Why it matters: Odisha is an important state for Indian hockey as it sponsors the country’s hockey teams. The Odisha Naval Tata Hockey High-Performance Centre (ONTHHPC) provides training to boys and girls. It also has hostel facilities, enabling them to practice safely during the pandemic. The state’s history with international hockey began when it hosted the champions trophy in 2014. For the 2018 World Cup, the state spent ₹100 crores on a new hockey complex.

Vigil in communally sensitive areas (Rajasthan) – Rajasthan Chief Minister Ashok Gehlot asked officials to conduct special vigils in communally sensitive areas and take action against any anti-social elements. Gehlot, referring to communal incidents similar to other states, requested Home Minister Amit Shah to order an inquiry. For the state, Gehlot said action can be taken under the National Security Act, Rajasthan Prevention of Anti-Social Activities Act, and the Goonda Act, if necessary.

Why it matters: On Wednesday, officials suspended internet services in Bhilwara as Hindu groups called for a bandh in the wake of the murder of a 20-year-old man amid a series of communal clashes. The opposition BJP has supported the call for a bandh. Last week, a curfew was imposed and mobile internet was suspended in some areas of Jodhpur as clashes were reported. Police said the raising of a flag on Eid on the statue of freedom led to the clashes. The state has witnessed these and other communal clashes which prompted Gehlot to issue the directive.

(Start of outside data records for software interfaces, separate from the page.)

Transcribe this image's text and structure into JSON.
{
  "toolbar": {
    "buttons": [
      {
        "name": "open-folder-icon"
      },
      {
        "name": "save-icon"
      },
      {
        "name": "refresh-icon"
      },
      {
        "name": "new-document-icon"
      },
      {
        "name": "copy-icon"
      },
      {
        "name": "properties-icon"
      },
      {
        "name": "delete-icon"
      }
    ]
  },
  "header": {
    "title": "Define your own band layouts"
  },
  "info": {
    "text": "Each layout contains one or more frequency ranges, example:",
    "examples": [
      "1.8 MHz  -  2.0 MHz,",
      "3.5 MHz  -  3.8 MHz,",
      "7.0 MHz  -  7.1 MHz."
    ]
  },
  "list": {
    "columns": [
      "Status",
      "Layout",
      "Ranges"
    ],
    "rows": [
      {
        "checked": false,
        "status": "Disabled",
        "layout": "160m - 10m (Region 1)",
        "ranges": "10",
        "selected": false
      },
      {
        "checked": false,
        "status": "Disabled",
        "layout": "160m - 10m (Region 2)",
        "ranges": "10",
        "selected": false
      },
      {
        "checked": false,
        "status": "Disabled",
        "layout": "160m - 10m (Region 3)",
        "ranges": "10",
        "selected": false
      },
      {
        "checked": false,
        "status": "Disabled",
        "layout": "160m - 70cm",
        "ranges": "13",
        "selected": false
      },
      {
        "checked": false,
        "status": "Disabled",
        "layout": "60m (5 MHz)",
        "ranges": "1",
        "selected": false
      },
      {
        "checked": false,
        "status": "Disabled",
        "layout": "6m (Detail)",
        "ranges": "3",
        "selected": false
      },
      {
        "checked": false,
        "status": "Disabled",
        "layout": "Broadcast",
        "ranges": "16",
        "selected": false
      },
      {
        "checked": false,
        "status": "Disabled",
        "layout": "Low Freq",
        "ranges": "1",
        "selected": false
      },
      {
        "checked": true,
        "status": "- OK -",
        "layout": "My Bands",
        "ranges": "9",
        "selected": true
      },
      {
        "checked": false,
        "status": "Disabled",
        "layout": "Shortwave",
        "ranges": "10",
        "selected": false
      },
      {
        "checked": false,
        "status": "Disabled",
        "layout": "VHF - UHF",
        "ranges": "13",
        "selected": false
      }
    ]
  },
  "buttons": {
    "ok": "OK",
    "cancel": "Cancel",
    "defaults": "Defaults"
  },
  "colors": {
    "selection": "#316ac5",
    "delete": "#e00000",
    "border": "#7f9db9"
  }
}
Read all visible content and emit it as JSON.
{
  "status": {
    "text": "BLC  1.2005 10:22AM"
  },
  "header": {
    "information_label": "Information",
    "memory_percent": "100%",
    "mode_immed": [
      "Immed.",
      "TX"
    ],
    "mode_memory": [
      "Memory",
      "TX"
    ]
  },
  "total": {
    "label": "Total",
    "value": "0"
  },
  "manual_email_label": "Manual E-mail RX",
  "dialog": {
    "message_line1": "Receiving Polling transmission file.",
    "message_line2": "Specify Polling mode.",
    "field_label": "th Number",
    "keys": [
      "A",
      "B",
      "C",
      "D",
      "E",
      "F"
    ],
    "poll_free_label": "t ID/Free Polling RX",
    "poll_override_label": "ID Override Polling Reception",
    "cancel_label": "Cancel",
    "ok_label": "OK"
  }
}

AAP’s membership drive (Tripura) – With nine months left for Assembly elections in the state, the AAP began its month-long membership drive in the state with the appointments of zonal and district in-charges. Nine district in-charges were appointed to conduct membership drives in each district and zonal in-charges will look into expanding the party’s work. Aam Aadmi Party (AAP) Northeast Prabhari Rajesh Sharma said it was confident in forming the next government on a platform of development.

Why it matters: After the party’s recent electoral success, it set its sight on the northeast. In January, the party opened its state committee office in Agartala. It constituted a 13-member steering committee with Santosh Ranjan Das as its chairman. Earlier this month, the AAP welcomed Abujam Umpada Luwang who served as the BJP’s morcha-in-charge for Assam, Manipur, and Tripura.


30% – The projected decline in India’s salt production. This is because of the delayed harvest season in Gujarat, the largest salt-producing state in the country with almost 90% of the total salt production.